Both telcos had in January moved the apex court seeking directions to the department of telecommunications (DoT) to recalculate AGR dues, citing "mathematical errors" in calculation of the outstanding amount by the department.
According to Airtel, DoT has made various arithmetical errors in its calculations and the impact of this is significant.
The Supreme Court on Wednesday said it will hear both Bharti Airtel and Vodafone Idea’s pleas seeking recalculation of their adjusted gross revenue (AGR) dues in two weeks.
Senior counsel Abhishek Singhvi and Mukul Rohatgi, appearing for Bharti Airtel and Vodafone Idea, respectively, mentioned their cases for early hearing before a bench led by Justice S Abdul Nazeer, which said that the case will be listed for hearing before an appropriate bench after two weeks.
Both telcos had in January moved the apex court seeking directions to the department of telecommunications (DoT) to recalculate AGR dues, citing “mathematical errors” in calculation of the outstanding amount by the department.
While DoT had estimated that Bharti Airtel owed Rs 43,980 crore, while Airtel’s own estimate put the dues at Rs 13,004 crore. For Vodafone Idea, the numbers were Rs 58,254 crore against its self-assessment of Rs 21,533 crore while for Tata Teleservices, DoT estimates pegged the amount at `16,798 crore against Rs 2,197 crore.
According to Airtel, DoT has made various arithmetical errors in its calculations and the impact of this is significant. “There are a number of apparent arithmetic errors in DoT’s demands, such as duplications in revenue addition, errors of omission and errors of commission, which have nothing to do with the inclusion or exclusion of a particular head of revenue (taking the heads of revenue as final as per the AGR judgement dated October 24, 2019),” Airtel stated.
VI in its petition stated that the calculations made by DoT had errors like double counting, not considering payments already made, not adjusting for interconnect payments etc.
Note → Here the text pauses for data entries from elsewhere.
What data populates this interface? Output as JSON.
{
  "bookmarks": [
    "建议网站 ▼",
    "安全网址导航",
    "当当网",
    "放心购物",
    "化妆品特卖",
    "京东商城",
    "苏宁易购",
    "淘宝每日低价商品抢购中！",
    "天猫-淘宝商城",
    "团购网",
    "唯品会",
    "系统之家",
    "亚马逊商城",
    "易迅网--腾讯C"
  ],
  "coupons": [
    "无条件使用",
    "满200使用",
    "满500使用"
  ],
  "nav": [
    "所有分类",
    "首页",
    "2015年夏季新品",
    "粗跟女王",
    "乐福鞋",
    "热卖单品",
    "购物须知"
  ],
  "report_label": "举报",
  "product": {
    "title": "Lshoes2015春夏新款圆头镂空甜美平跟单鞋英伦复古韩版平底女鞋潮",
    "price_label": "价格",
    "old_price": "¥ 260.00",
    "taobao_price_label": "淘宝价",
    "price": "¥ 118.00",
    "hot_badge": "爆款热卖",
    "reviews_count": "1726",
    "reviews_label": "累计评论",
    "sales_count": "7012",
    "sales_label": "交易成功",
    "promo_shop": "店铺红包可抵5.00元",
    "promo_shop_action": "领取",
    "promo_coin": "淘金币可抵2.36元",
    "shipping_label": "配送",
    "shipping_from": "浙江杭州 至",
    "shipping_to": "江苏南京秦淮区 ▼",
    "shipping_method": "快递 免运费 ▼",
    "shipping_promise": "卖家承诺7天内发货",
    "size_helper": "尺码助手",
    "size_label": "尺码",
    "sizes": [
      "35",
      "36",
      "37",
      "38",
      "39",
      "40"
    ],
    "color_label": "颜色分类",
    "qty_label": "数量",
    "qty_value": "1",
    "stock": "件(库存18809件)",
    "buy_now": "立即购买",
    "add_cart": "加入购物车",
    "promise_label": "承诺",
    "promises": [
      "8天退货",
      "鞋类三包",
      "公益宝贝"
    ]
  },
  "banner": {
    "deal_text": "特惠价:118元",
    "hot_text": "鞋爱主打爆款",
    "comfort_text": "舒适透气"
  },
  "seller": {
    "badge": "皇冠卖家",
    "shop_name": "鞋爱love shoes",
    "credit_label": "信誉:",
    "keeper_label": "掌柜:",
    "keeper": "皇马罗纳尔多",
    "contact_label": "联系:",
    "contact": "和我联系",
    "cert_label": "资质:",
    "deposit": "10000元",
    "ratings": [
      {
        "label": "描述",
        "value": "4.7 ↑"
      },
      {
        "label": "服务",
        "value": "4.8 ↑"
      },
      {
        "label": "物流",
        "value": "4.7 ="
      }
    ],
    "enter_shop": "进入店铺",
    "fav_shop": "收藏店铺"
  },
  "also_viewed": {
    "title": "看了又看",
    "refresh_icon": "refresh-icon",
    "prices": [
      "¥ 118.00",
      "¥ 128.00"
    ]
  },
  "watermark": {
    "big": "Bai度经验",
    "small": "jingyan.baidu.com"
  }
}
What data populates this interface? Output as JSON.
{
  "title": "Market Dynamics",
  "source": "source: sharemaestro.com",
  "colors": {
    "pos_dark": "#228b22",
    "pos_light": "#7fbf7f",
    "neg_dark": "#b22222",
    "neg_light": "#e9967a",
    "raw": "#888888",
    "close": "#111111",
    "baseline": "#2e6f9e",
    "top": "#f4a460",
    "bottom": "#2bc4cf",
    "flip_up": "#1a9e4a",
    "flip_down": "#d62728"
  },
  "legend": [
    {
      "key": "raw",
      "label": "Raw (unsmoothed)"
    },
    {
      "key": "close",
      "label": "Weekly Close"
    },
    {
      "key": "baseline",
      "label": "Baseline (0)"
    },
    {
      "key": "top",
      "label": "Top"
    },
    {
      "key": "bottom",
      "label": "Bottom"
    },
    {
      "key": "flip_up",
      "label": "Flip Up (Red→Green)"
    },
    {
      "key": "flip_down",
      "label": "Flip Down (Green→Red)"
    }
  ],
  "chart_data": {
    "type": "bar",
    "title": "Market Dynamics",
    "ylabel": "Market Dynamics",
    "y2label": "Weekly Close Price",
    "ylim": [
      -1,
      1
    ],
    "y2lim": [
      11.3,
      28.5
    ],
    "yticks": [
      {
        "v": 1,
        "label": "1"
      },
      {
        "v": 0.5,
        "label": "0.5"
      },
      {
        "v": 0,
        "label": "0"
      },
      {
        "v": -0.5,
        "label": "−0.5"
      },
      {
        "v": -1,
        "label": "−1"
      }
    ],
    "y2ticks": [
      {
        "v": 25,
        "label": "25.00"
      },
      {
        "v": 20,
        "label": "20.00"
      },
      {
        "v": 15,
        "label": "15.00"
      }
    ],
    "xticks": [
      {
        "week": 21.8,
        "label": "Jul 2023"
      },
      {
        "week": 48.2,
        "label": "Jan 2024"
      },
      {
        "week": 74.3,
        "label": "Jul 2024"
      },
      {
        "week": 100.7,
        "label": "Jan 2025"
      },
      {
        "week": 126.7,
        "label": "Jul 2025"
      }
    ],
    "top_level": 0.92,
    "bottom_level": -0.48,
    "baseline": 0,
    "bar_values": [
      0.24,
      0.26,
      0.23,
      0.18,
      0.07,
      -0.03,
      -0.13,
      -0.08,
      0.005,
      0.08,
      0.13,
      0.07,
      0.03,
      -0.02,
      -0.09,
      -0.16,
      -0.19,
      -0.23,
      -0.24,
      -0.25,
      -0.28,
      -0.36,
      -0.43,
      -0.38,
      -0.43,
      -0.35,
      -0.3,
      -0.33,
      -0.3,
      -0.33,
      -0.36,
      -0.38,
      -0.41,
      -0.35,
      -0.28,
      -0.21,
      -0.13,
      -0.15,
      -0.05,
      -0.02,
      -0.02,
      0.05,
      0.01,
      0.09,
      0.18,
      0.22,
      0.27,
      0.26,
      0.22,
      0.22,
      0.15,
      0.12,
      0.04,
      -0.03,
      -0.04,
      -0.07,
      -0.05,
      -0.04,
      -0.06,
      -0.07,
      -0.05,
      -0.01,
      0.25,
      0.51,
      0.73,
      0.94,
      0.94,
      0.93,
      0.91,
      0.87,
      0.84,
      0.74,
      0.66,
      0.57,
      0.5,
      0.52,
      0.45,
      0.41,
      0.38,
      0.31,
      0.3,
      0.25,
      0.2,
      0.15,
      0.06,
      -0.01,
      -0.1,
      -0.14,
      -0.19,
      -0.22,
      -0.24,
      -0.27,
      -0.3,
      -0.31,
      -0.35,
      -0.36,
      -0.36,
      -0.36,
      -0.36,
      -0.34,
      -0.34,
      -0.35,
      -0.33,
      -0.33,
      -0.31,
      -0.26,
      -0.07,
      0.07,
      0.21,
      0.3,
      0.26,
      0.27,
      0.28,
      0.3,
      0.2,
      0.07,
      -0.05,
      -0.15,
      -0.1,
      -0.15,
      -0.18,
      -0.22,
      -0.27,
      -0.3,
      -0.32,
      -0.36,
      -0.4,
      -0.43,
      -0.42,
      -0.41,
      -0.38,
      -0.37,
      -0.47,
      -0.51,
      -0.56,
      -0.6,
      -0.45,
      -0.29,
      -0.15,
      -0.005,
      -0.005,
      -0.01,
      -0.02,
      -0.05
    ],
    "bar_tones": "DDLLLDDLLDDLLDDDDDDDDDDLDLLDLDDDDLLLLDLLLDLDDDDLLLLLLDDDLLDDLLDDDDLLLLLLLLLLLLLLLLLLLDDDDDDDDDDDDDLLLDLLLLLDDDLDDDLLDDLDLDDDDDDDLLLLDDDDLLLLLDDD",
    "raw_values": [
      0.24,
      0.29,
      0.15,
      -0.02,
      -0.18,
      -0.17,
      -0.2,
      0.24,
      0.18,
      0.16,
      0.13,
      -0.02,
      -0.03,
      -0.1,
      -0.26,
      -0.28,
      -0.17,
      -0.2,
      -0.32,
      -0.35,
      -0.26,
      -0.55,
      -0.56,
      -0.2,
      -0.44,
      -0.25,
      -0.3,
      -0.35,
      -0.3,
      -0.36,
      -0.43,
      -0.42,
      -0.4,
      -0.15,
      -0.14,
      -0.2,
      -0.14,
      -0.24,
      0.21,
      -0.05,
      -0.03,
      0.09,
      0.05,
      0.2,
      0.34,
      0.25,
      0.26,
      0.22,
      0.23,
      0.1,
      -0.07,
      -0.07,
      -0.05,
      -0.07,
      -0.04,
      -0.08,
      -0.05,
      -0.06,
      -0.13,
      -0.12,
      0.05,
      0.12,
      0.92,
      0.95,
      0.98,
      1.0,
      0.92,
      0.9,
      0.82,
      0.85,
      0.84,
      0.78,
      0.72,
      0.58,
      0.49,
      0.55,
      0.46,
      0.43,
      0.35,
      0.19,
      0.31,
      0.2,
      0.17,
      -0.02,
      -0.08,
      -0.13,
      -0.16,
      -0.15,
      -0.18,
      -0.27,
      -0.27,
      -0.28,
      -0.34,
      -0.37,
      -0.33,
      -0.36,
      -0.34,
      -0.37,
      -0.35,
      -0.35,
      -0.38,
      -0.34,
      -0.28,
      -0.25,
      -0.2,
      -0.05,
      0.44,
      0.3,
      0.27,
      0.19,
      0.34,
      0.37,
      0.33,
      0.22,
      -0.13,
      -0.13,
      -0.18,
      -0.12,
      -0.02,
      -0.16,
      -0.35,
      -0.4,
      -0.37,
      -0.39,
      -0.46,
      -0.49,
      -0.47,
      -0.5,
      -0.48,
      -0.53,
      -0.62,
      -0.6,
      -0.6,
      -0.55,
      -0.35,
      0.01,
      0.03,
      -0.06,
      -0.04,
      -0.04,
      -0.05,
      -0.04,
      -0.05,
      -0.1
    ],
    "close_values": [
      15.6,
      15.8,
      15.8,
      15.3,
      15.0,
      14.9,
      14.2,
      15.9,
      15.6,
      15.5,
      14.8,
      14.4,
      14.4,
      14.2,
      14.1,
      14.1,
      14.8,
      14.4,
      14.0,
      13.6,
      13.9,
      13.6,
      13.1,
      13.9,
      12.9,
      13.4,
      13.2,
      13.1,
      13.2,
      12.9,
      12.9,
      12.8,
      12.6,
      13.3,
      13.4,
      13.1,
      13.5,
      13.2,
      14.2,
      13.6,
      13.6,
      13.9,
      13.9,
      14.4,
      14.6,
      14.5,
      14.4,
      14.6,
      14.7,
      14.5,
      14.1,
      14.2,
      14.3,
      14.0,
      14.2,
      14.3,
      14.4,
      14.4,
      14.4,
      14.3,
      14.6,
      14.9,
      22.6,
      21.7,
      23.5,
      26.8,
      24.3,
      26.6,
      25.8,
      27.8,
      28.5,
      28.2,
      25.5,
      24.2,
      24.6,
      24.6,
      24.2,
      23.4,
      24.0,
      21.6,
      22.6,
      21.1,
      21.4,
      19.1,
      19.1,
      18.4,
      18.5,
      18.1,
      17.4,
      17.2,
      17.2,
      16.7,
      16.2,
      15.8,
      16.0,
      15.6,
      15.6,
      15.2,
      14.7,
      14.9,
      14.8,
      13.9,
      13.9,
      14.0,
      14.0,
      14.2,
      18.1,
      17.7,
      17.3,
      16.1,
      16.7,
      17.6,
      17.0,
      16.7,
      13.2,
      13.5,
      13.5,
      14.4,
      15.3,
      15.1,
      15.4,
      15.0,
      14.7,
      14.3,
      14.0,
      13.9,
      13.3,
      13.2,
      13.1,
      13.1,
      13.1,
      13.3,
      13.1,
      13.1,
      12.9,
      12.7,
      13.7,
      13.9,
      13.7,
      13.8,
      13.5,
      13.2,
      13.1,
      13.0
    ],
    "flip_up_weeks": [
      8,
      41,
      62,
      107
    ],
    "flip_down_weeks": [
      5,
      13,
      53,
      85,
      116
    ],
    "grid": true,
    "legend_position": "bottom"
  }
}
It said that the excess demand due to these errors is to the tune of `5,932 crore of principal amount, which would have an overall impact of over four times on the total principal amount due to imposition of interest, penalty and interest on penalty.
The company had made it clear in its petition that it is not seeking any reassessment of the calculations, something which the SC order has barred, or raising any dispute, but only seeking correction in these arithmetical errors.